University of Vermont Extension
Department of Plant and Soil Science
Leonard Perry, Extension Professor
University of Vermont
Bellflowers (Campanula) are a
popular and easily grown genus of
ranging in flower shape (not just bell-shaped), flower color, bloom
height, and growth habit. They may be
known as bluebells since this is the common color, although there are
selections in purple or lavender, pink and white. "Harebells"
generally refers to one species (rotundifolia)
found growing in meadows
and hillsides of Scotland
There are about 300 annual, biennial, but mainly perennial species
various habitats of temperate regions in the Northern Hemisphere.
Most bellflowers grow best in full
sun, yet there are several species that grow well in part shade
latifolia, takesimana). Most are
hardy throughout the north, except a couple popular species only listed
hardy to USDA zone 5 (-10 to -20 degrees F in winter). Included
least hardy are the milky
bellflower (lactiflora) and
delphinium bellflower (latiloba).
They need well-drained soil, soggy
soils causing root rots and loss over winter.
Some species, however, prefer moist soils (lactiflora, latifolia,
takesimana). Generally bellflowers
don't require much fertility, too fertile soils causing too vigorous
growth in some spreading species (glomerata,
In addition to a range of flower
colors, bellflowers may have upright or nodding flowers, single or in
clusters. In addition to bell-shaped or
"campanulate", flowers may be cup-, bowl-, tubular-, or
star-shaped. Generally plants have
differing basal and stem leaves on the flower stalks,
the basal ones usually larger and with cut margins.
Between 1998 and 2006, Richard Hawke
of the Chicago Botanic Garden (USDA hardiness zone 5b)
evaluated 89 different bellflowers, the results providing much useful
information on these plants for northern gardeners. Plants were
on such traits as flower
production, habit, and winter hardiness.
Generally the cultivars (cultivated
varieties) of a species performed similarly, and similar to the
species. Several popular species and their cultivars
performed poorly including the milky bellflower (lactiflora), the great
bellflower (latifolia), the
delphinium bellflower (latiloba),
the peachleaf bellflower (persicifolia).
Poor quality and losses of these may be due in part to the
water-retentive heavy soils of the trial site.
Another genus performing poorly,
either from winter losses or poor flowering, were the Carpathian
including the popular 'Blue Clips' and 'White Clips'. A good
substitute for these would be
'Samantha', with similar bowl-shaped flowers only a darker purple
blue.

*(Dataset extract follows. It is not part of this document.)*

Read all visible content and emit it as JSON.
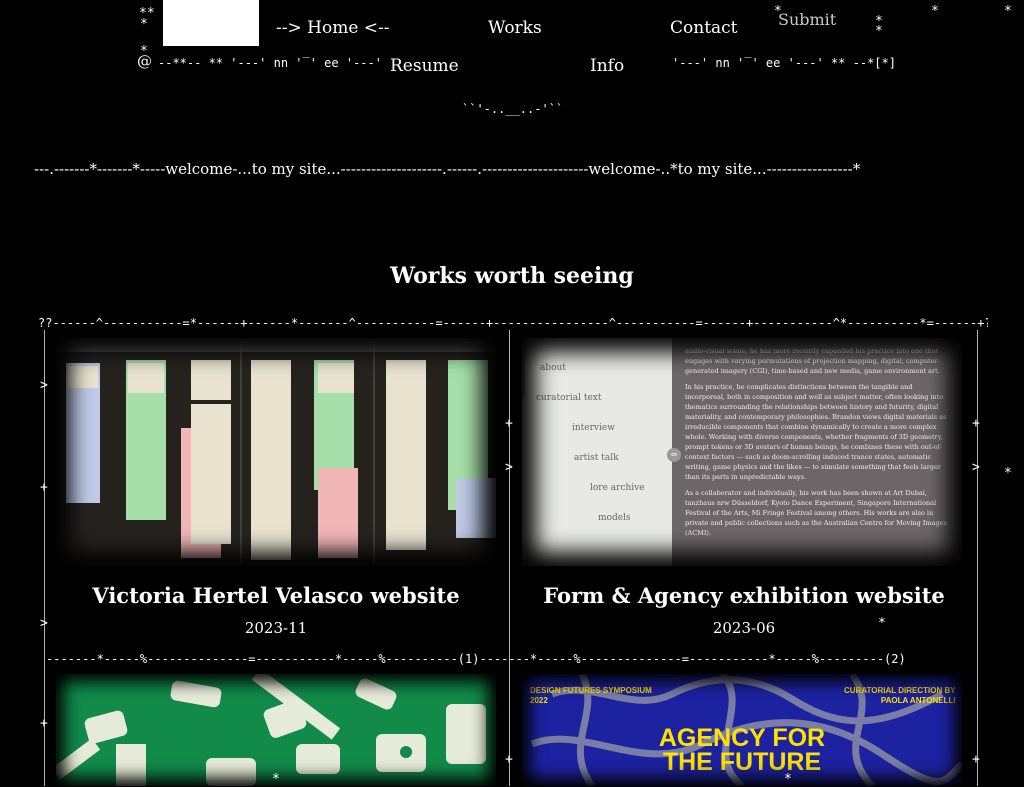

This cultivar grows about 12 inches high and
20 inches wide, and bloomed in Chicago
from early June to late August.
The bellflower that stood out as
best of all in this study was 'Sarastro' with its compact habit about
high and wide, its many violet blue tubular flowers from early June to
July, and winter hardiness. This is a
cross between the spotted and nettle-leaved bellflowers, but doesn't
spread. Another cultivar scoring highly
in the Chicago
trials was 'Purple Sensation' with its deep purple bell-shaped flowers
the summer, and mounded habit similar to 'Sarastro'.
and their cultivars that rated highly included the clustered bellflower
Serbian bellflower (poscharskyana),
spotted bellflower (punctata),
rampion bellflower (rapunculoides),
bluebell (rotundifolia), and
Korean bellflower (takesimana).
Keep in mind the spotted,
rampion and Korean bellflowers may exhibit wide-spreading and vigorous
overrunning weaker adjacent plants. A
popular hybrid of the Korean and great bellflower, 'Kent Belle' is
non-spreading with violet blue, bell-shaped flowers from mid June to
August. About 40 inches tall and 30
inches wide, it tends to be floppy and need staking.
Of the nettle-leaved bellflower
tested (trachelium), the
cultivar 'Bernice' is recommended as being
of foliar chlorosis. Reaching about a
foot and one half high and wide, it has cup-shaped double flowers,
from mid June to late July.
Of the several Dalmatian bellflowers
'Resholdt's Variety' rated highly with no winter
losses as its relatives experienced. Its
bell-shaped, violet blue flowers are early, from early May to early
July in Chicago, on plants only 4
inches high and 18 inches wide. A hybrid of this species and the
bellflower, the popular 'Birch Hybrid' had upward-facing, bell-shaped
blue flowers on compact plants, yet losses in several winters.
From these Chicago trials, it
appears the best lower choices, but not vigorously spreading, would be
the Serbian bellflowers, and 'Resholdt's Variety of the Dalmation
bellflower. The best taller choices (two
feet or more) to consider are 'Purple Sensation', 'Sarastro', rampion
bellflower, and some cultivars of the clustered bellflower.
The complete results of these
trials, as well as those with other perennial genera, can be found
the research section at the Chicago Botanic Garden